On the basis of the evidence thus gathered, the charges against Salomon Morel were extended and the legal qualification of his deeds was changed to Communist crimes against the population. This stance was shared by the Regional Court in Katowice which, on 19 December 2003, issued a warrant for the temporary arrest of Salomon Morel on the basis of the modified charges.
The main charge against Salomon Morel is that, as commandant of the Zgoda camp at Świętochłowice, he created for the prisoners in this camp, out of ethnic and political considerations, conditions that jeopardised their lives, and in particular he:
·        starved the prisoners by introducing glaringly low food rations;
·        he deprived the prisoners of elementary health care and hygienic-sanitary conditions, allowing the emergence and spread of pediculosis, dysentery, typhus and typhoid;
·        he personally applied, and permitted the officials under his authority to apply, various forms of torture to prisoners, involving:
–         beating them all over their bodies, including on the head and hands; kicking and beating them with the aid of various objects: sticks, wooden stool legs, rubber truncheons, tubes sheathed in rubber, metal rods and wooden stools, which in many cases caused extensive injuries and, on many occasions, death;

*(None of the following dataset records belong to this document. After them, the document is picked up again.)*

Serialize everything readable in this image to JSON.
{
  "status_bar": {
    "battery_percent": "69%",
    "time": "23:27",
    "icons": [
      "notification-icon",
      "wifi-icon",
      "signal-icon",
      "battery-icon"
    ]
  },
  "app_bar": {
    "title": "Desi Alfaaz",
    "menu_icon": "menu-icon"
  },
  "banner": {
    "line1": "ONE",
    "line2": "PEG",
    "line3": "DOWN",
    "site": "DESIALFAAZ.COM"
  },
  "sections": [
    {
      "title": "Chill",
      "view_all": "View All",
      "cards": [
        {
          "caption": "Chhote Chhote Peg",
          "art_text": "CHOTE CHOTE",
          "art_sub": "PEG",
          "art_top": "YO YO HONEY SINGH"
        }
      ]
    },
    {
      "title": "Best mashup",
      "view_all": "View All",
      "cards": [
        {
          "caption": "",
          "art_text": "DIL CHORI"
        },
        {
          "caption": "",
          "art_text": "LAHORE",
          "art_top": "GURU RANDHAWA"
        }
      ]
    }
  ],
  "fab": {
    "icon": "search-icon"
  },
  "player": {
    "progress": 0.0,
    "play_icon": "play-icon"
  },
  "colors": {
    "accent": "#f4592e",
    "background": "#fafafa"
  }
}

–         Placing prisoners in cells for several hours with water reaching up to their chests, which, in some cases caused death by drowning;

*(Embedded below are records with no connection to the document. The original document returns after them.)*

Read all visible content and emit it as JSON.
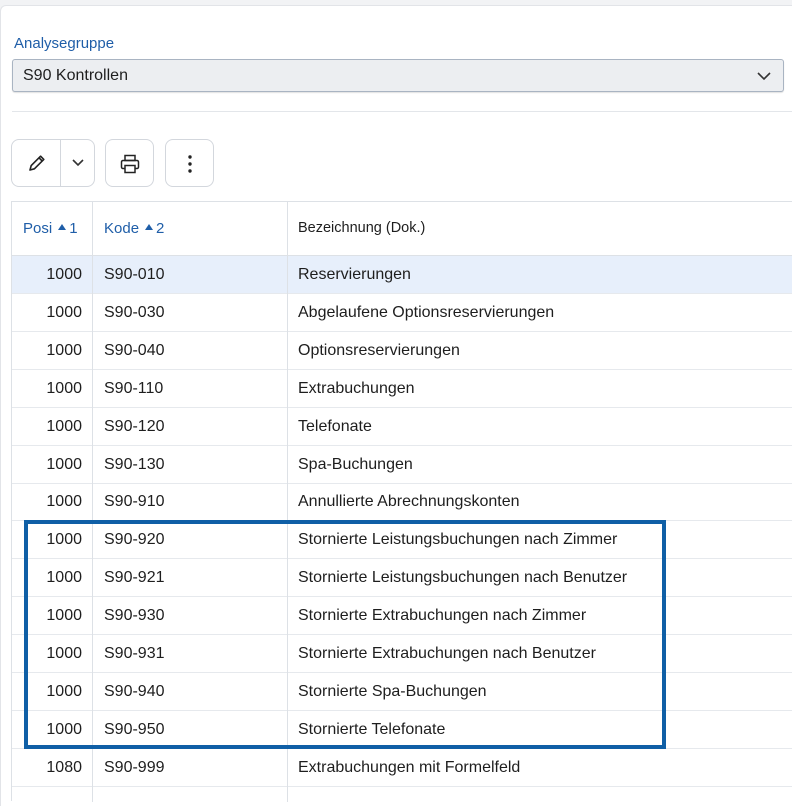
{
  "filter": {
    "label": "Analysegruppe",
    "value": "S90 Kontrollen"
  },
  "toolbar": {
    "edit_icon": "pencil-icon",
    "dropdown_icon": "chevron-down-icon",
    "print_icon": "printer-icon",
    "more_icon": "more-vertical-icon"
  },
  "grid": {
    "columns": [
      {
        "label": "Posi",
        "sort_order": "1",
        "sorted": "ascending"
      },
      {
        "label": "Kode",
        "sort_order": "2",
        "sorted": "ascending"
      },
      {
        "label": "Bezeichnung (Dok.)"
      }
    ],
    "rows": [
      {
        "pos": "1000",
        "kode": "S90-010",
        "bez": "Reservierungen"
      },
      {
        "pos": "1000",
        "kode": "S90-030",
        "bez": "Abgelaufene Optionsreservierungen"
      },
      {
        "pos": "1000",
        "kode": "S90-040",
        "bez": "Optionsreservierungen"
      },
      {
        "pos": "1000",
        "kode": "S90-110",
        "bez": "Extrabuchungen"
      },
      {
        "pos": "1000",
        "kode": "S90-120",
        "bez": "Telefonate"
      },
      {
        "pos": "1000",
        "kode": "S90-130",
        "bez": "Spa-Buchungen"
      },
      {
        "pos": "1000",
        "kode": "S90-910",
        "bez": "Annullierte Abrechnungskonten"
      },
      {
        "pos": "1000",
        "kode": "S90-920",
        "bez": "Stornierte Leistungsbuchungen nach Zimmer"
      },
      {
        "pos": "1000",
        "kode": "S90-921",
        "bez": "Stornierte Leistungsbuchungen nach Benutzer"
      },
      {
        "pos": "1000",
        "kode": "S90-930",
        "bez": "Stornierte Extrabuchungen nach Zimmer"
      },
      {
        "pos": "1000",
        "kode": "S90-931",
        "bez": "Stornierte Extrabuchungen nach Benutzer"
      },
      {
        "pos": "1000",
        "kode": "S90-940",
        "bez": "Stornierte Spa-Buchungen"
      },
      {
        "pos": "1000",
        "kode": "S90-950",
        "bez": "Stornierte Telefonate"
      },
      {
        "pos": "1080",
        "kode": "S90-999",
        "bez": "Extrabuchungen mit Formelfeld"
      }
    ]
  },
  "colors": {
    "accent": "#1f5ea8",
    "highlight_border": "#0f5fa6",
    "selected_row": "#e7effb"
  }
}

–         Making prisoners lie on top of each other in layers, resulting in a so-called pyramid consisting of over a dozen men, which caused extensive internal injuries to the men in the lower layers and, consequently, death;
–         Making prisoners lie on the ground and treading upon them, which caused extensive injuries and, in some cases, death;
The second charge involves various forms of physical and mental torment of prisoners, including:
  • beating,
  • forcing them to lick coal dust off the floor,
  • forcing them to beat each other – this includes two documented cases of fathers and sons being forced to beat each other;
  • forcing them to stand in the camp square without food and drink for many hours, sometimes in adverse weather conditions;
·        forcing them to sing Nazi sons and giving them additional beatings if they did not know the words.
      The charges against Morel have been based primarily on the evidence of over 100 witnesses, including 58 former inmates of the Zgoda camp at Świętochłowice.
Further information on the functioning of the Świętochłowice camp can be found in::
Obóz Pracy w Świętochłowicach w 1945. Dokumenty, zeznania, relacje, listy [Labou[Labour Camp in Świętochłowice in 1945. Documents, testimonies, reports, letters]ted and edited by and with an introduction by Adam Dziurok, Warsaw 2002, p. 248, series: IPN Documents, vol 7.
Obozowe dzieje Świętochłowic Eintrachthűtte – Zgoda [Histo[History of the Świętochłowice Eintrachthűtte-Zgoda camp]Adam Dziurok, Katowice-Świętochłowice 2002, pp. 160, series: IPN Conferences, vol. 5 (contains a list of victims – also on the IPN website at

Leave a Reply

%d bloggers like this: